Rare massive dual twisters flattened the whole of Pilger, a small town in the north-east of the state

A deadly super-cell thunderstorm system bringing a swarm of tornadoes has ripped through towns and villages in north-east Nebraska, US, killing a five-year-old and a motorist and injuring dozens of people.

A state of emergency has been declared by Nebraska Governor Dave Heineman, as officials announced that the small town of Pilger was simply “gone” in the wake of the storm.

The Stanton County Sheriff's office said two people had been confirmed dead, a five-year-old girl and a man driving in nearby Cuming County.

Local hospitals in Norfolk and Wayne reported 19 patients from the Pilger storm between them, while according to the Omaha World Herald nine more victims from the storms were treated at three other area hospitals.

Extraordinary video footage captured by storm chasers showed two massive tornadoes, very close to each other, tearing across farmland near the larger town of Stanton.

The National Weather Service said the twisters touched down within roughly a mile (1.6km) of each other, and that it was extremely rare for two such powerful tornadoes to hit at the same time and place.

Experts said they appeared to be class EF-2 or EF-3 – meaning they brought winds of up to 165 mph (265 kph).


Authorities said the first tornado touched down around 3.45pm local time and brought down several power lines before flattening a farmhouse. Four people were trapped inside.

While local crews removed them from the debris, a second tornado was spotted south-west of Pilger, the Stanton County Sheriff's Office told reporters.

Shortly afterwards, the town suffered a “direct hit”, the sheriff’s office said, which levelled several buildings including a fire station and a school.

“Pilger is gone,” said Sanford Goshorn, director of emergency management for Stanton County. “The tornado cut right through the centre of town.” He added that electricity, water and sewage services were all completely knocked out.
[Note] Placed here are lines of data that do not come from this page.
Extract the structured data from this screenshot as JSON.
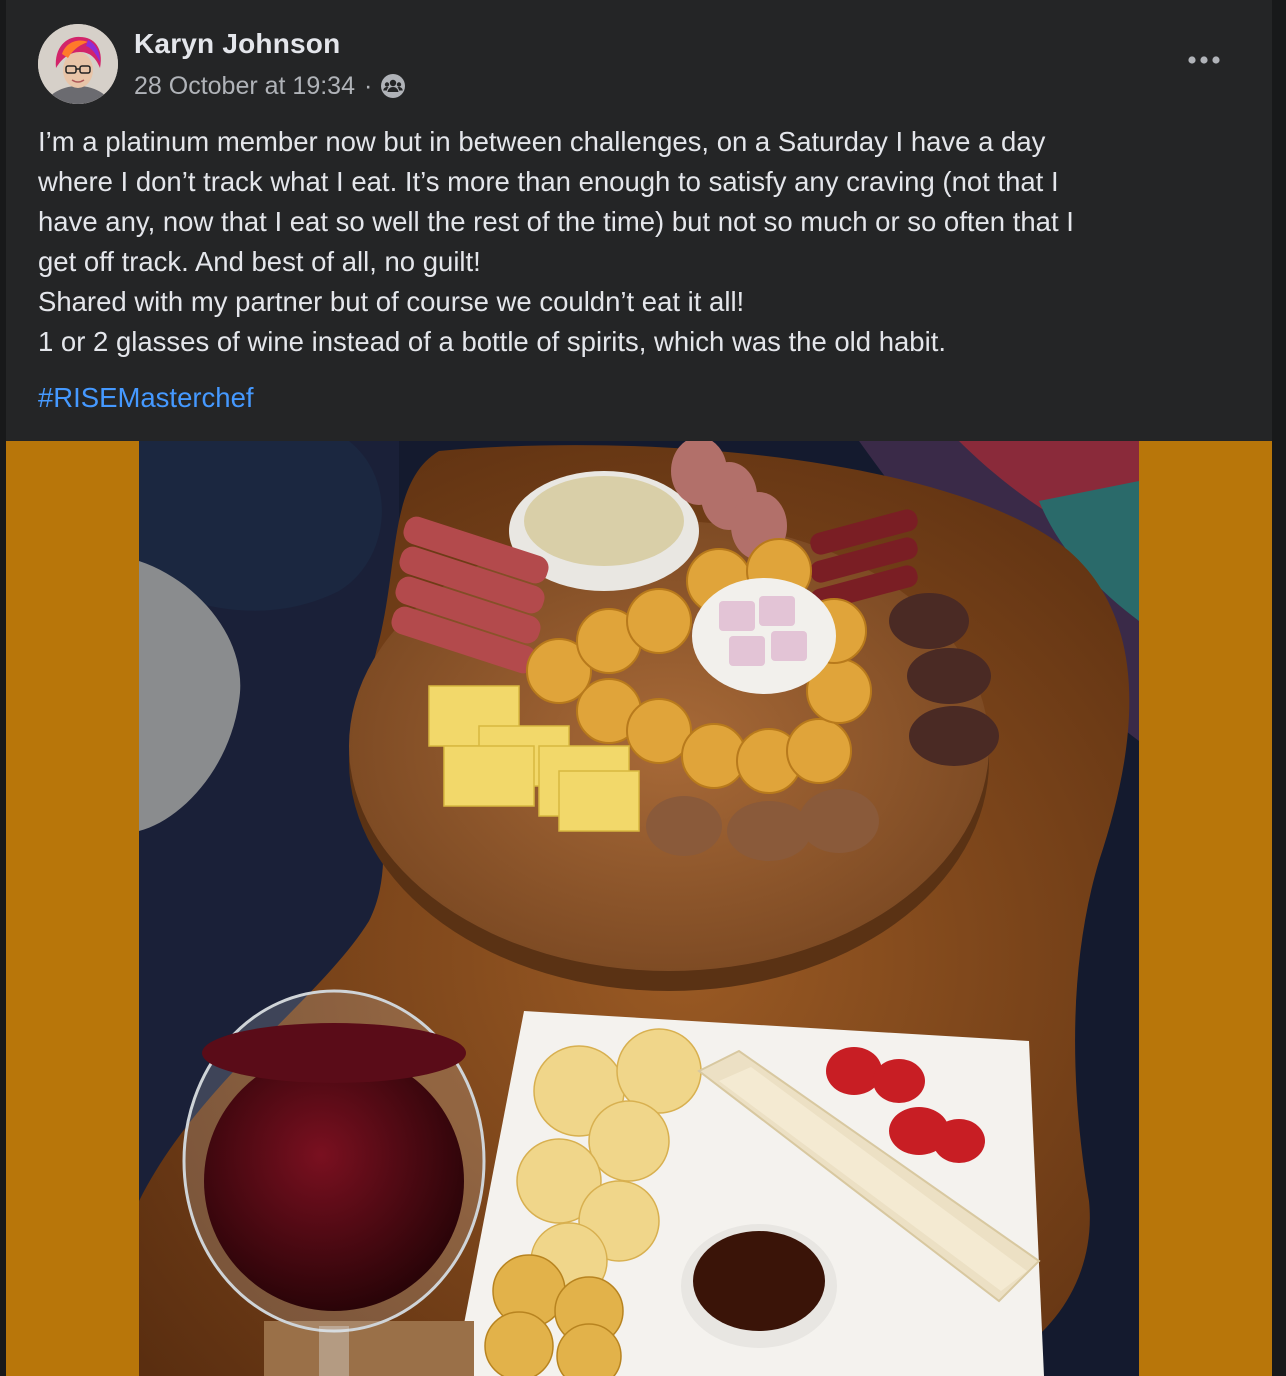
{
  "post": {
    "author": {
      "name": "Karyn Johnson"
    },
    "timestamp": "28 October at 19:34",
    "separator": "·",
    "audience_icon": "group-icon",
    "more_icon": "more-options-icon",
    "body_lines": [
      "I’m a platinum member now but in between challenges, on a Saturday I have a day",
      "where I don’t track what I eat. It’s more than enough to satisfy any craving (not that I",
      "have any, now that I eat so well the rest of the time) but not so much or so often that I",
      "get off track. And best of all, no guilt!",
      "Shared with my partner but of course we couldn’t eat it all!",
      "1 or 2 glasses of wine instead of a bottle of spirits, which was the old habit."
    ],
    "hashtag": "#RISEMasterchef"
  },
  "colors": {
    "card_background": "#242526",
    "primary_text": "#e4e6eb",
    "secondary_text": "#b0b3b8",
    "link": "#4599ff",
    "photo_letterbox": "#b8760a"
  }
}
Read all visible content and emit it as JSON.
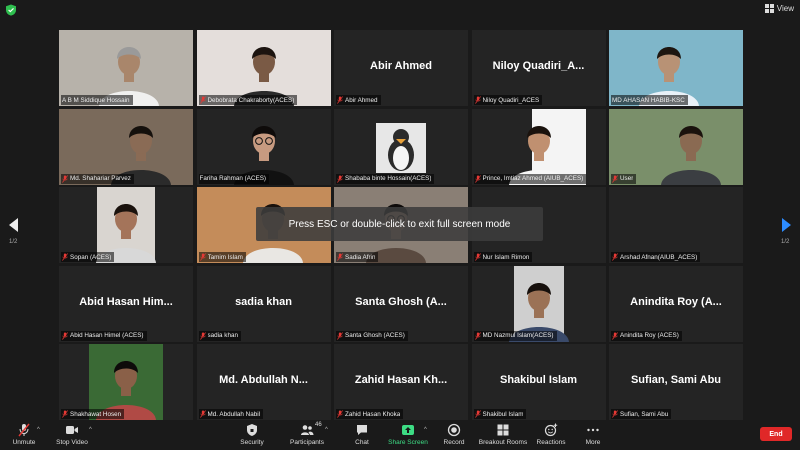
{
  "topbar": {
    "view_label": "View"
  },
  "hint": "Press ESC or double-click to exit full screen mode",
  "pager": {
    "left_label": "1/2",
    "right_label": "1/2"
  },
  "tiles": [
    {
      "name": "A B M Siddique Hossain",
      "big": "",
      "video": true,
      "muted": false,
      "active": false
    },
    {
      "name": "Debobrata Chakraborty(ACES)",
      "big": "",
      "video": true,
      "muted": true,
      "active": false
    },
    {
      "name": "Abir Ahmed",
      "big": "Abir Ahmed",
      "video": false,
      "muted": true,
      "active": false
    },
    {
      "name": "Niloy Quadiri_ACES",
      "big": "Niloy Quadiri_A...",
      "video": false,
      "muted": true,
      "active": false
    },
    {
      "name": "MD AHASAN HABIB-KSC",
      "big": "",
      "video": true,
      "muted": false,
      "active": false
    },
    {
      "name": "Md. Shahariar Parvez",
      "big": "",
      "video": true,
      "muted": true,
      "active": false
    },
    {
      "name": "Fariha Rahman (ACES)",
      "big": "",
      "video": true,
      "muted": false,
      "active": true
    },
    {
      "name": "Shababa binte Hossain(ACES)",
      "big": "",
      "video": true,
      "muted": true,
      "active": false
    },
    {
      "name": "Prince, Imtiaz Ahmed (AIUB_ACES)",
      "big": "",
      "video": true,
      "muted": true,
      "active": false
    },
    {
      "name": "User",
      "big": "",
      "video": true,
      "muted": true,
      "active": false
    },
    {
      "name": "Sopan (ACES)",
      "big": "",
      "video": true,
      "muted": true,
      "active": false
    },
    {
      "name": "Tamim Islam",
      "big": "",
      "video": true,
      "muted": true,
      "active": false
    },
    {
      "name": "Sadia Afrin",
      "big": "",
      "video": true,
      "muted": true,
      "active": false
    },
    {
      "name": "Nur Islam Rimon",
      "big": "",
      "video": false,
      "muted": true,
      "active": false
    },
    {
      "name": "Arshad Afnan(AIUB_ACES)",
      "big": "",
      "video": false,
      "muted": true,
      "active": false
    },
    {
      "name": "Abid Hasan Himel (ACES)",
      "big": "Abid Hasan Him...",
      "video": false,
      "muted": true,
      "active": false
    },
    {
      "name": "sadia khan",
      "big": "sadia khan",
      "video": false,
      "muted": true,
      "active": false
    },
    {
      "name": "Santa Ghosh (ACES)",
      "big": "Santa Ghosh (A...",
      "video": false,
      "muted": true,
      "active": false
    },
    {
      "name": "MD Nazmul Islam(ACES)",
      "big": "",
      "video": true,
      "muted": true,
      "active": false
    },
    {
      "name": "Anindita Roy (ACES)",
      "big": "Anindita Roy (A...",
      "video": false,
      "muted": true,
      "active": false
    },
    {
      "name": "Shakhawat Hosen",
      "big": "",
      "video": true,
      "muted": true,
      "active": false
    },
    {
      "name": "Md. Abdullah Nabil",
      "big": "Md. Abdullah N...",
      "video": false,
      "muted": true,
      "active": false
    },
    {
      "name": "Zahid Hasan Khoka",
      "big": "Zahid Hasan Kh...",
      "video": false,
      "muted": true,
      "active": false
    },
    {
      "name": "Shakibul Islam",
      "big": "Shakibul Islam",
      "video": false,
      "muted": true,
      "active": false
    },
    {
      "name": "Sufian, Sami Abu",
      "big": "Sufian, Sami Abu",
      "video": false,
      "muted": true,
      "active": false
    }
  ],
  "toolbar": {
    "unmute": "Unmute",
    "stop_video": "Stop Video",
    "security": "Security",
    "participants": "Participants",
    "participants_count": "46",
    "chat": "Chat",
    "share_screen": "Share Screen",
    "record": "Record",
    "breakout_rooms": "Breakout Rooms",
    "reactions": "Reactions",
    "more": "More",
    "end": "End"
  },
  "colors": {
    "active_border": "#c9e64d",
    "end_button": "#e02828",
    "share_green": "#3ddc84",
    "mute_red": "#e53935"
  }
}
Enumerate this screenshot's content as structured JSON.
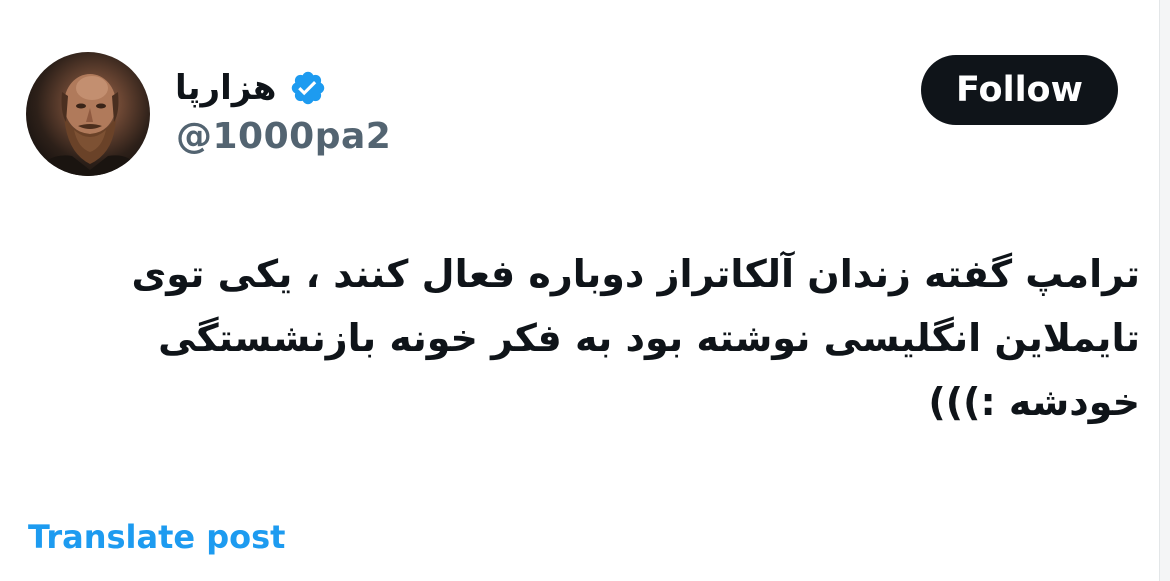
{
  "author": {
    "display_name": "هزارپا",
    "handle": "@1000pa2",
    "verified": true,
    "verified_badge_icon": "verified-badge-icon",
    "avatar_icon": "avatar"
  },
  "actions": {
    "follow_label": "Follow"
  },
  "post": {
    "text": "ترامپ گفته زندان آلکاتراز دوباره فعال کنند ، یکی توی تایملاین انگلیسی نوشته بود به فکر خونه بازنشستگی خودشه :)))"
  },
  "footer": {
    "translate_label": "Translate post"
  },
  "colors": {
    "accent": "#1d9bf0",
    "text_primary": "#0f1419",
    "text_secondary": "#536471",
    "follow_bg": "#0f1419",
    "background": "#ffffff"
  }
}
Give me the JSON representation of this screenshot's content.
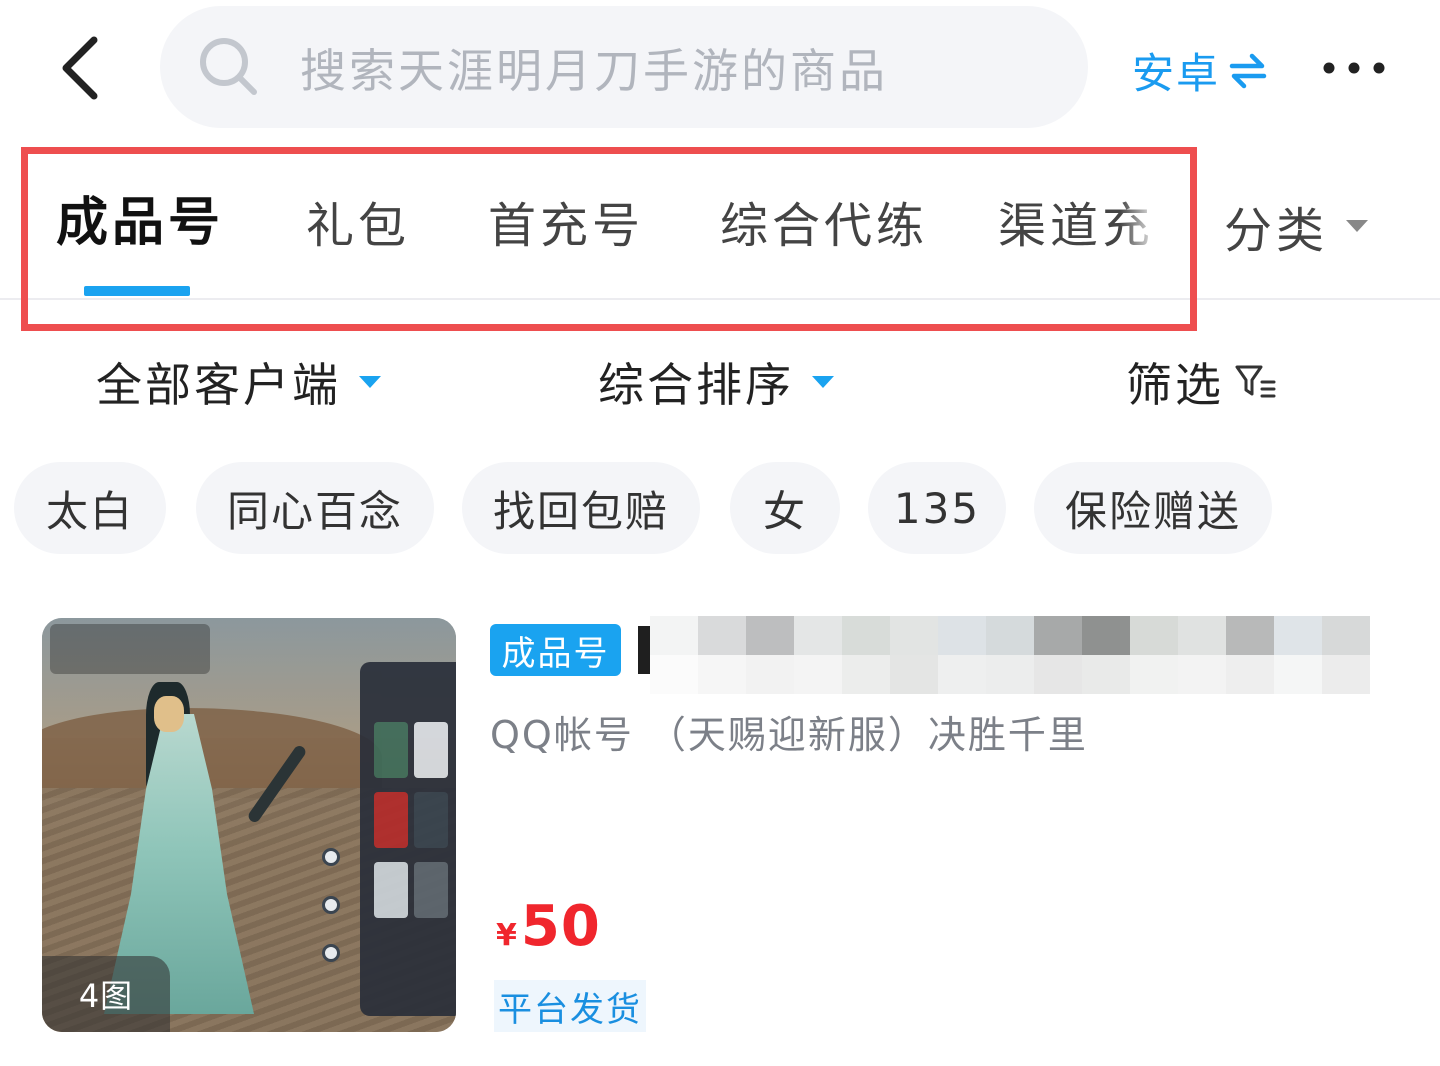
{
  "search": {
    "placeholder": "搜索天涯明月刀手游的商品"
  },
  "header": {
    "os_label": "安卓",
    "os_switch_icon": "swap-arrows-icon",
    "more_icon": "more-dots-icon",
    "back_icon": "chevron-left-icon"
  },
  "tabs": [
    {
      "label": "成品号",
      "active": true
    },
    {
      "label": "礼包",
      "active": false
    },
    {
      "label": "首充号",
      "active": false
    },
    {
      "label": "综合代练",
      "active": false
    },
    {
      "label": "渠道充值",
      "active": false
    }
  ],
  "category": {
    "label": "分类"
  },
  "filters": {
    "client": "全部客户端",
    "sort": "综合排序",
    "filter": "筛选"
  },
  "chips": [
    "太白",
    "同心百念",
    "找回包赔",
    "女",
    "135",
    "保险赠送"
  ],
  "product": {
    "tag": "成品号",
    "subtitle": "QQ帐号 （天赐迎新服）决胜千里",
    "currency": "¥",
    "price": "50",
    "delivery": "平台发货",
    "image_count": "4图"
  },
  "colors": {
    "accent": "#1aa3f0",
    "price": "#f0262d",
    "highlight_border": "#ee4e4f",
    "chip_bg": "#f4f5f8"
  }
}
Weather officials said a number of additional tornadoes or funnel clouds were detected in central Nebraska, behind the first wave of storms that appeared to dissipate as it moved eastward. The Nebraska Emergency Management Agency received reports of injuries and damage throughout Stanton, Cuming and Wayne counties, spokeswoman Jodie Fawl said.

Faced with a landscape littered with crushed vehicles and a vast area where “almost every house” has reported at least some damage, the National Guard has been called in to assist local emergency responders and help with the clean-up.

Tim Nelson searches for survivors in Pilger, Nebraska after the tornadoes hit

What was left of Pilger was evacuated last night, and state police closed roads into town to all but emergency vehicles. More than a dozen residents were given shelter at a high school in the nearby town of Wisner.

Officials will not know the full scale of the intensity of the storms until after crews have been able to examine the area, said Barbara Mayes, a meteorologist with the National Weather Service in Valley.

But Ms Mayes said the dual tornadoes represented an exceptional weather event because both appeared to have roughly the same strength. In most cases, she said, one tornado tends to be larger and more powerful than the other, and the bigger cyclone grows stronger as the smaller one weakens.

“It's less common for two tornadoes to track together for so long, especially with that same intensity,” she said. “By no means is it unprecedented. But we don't see it often.”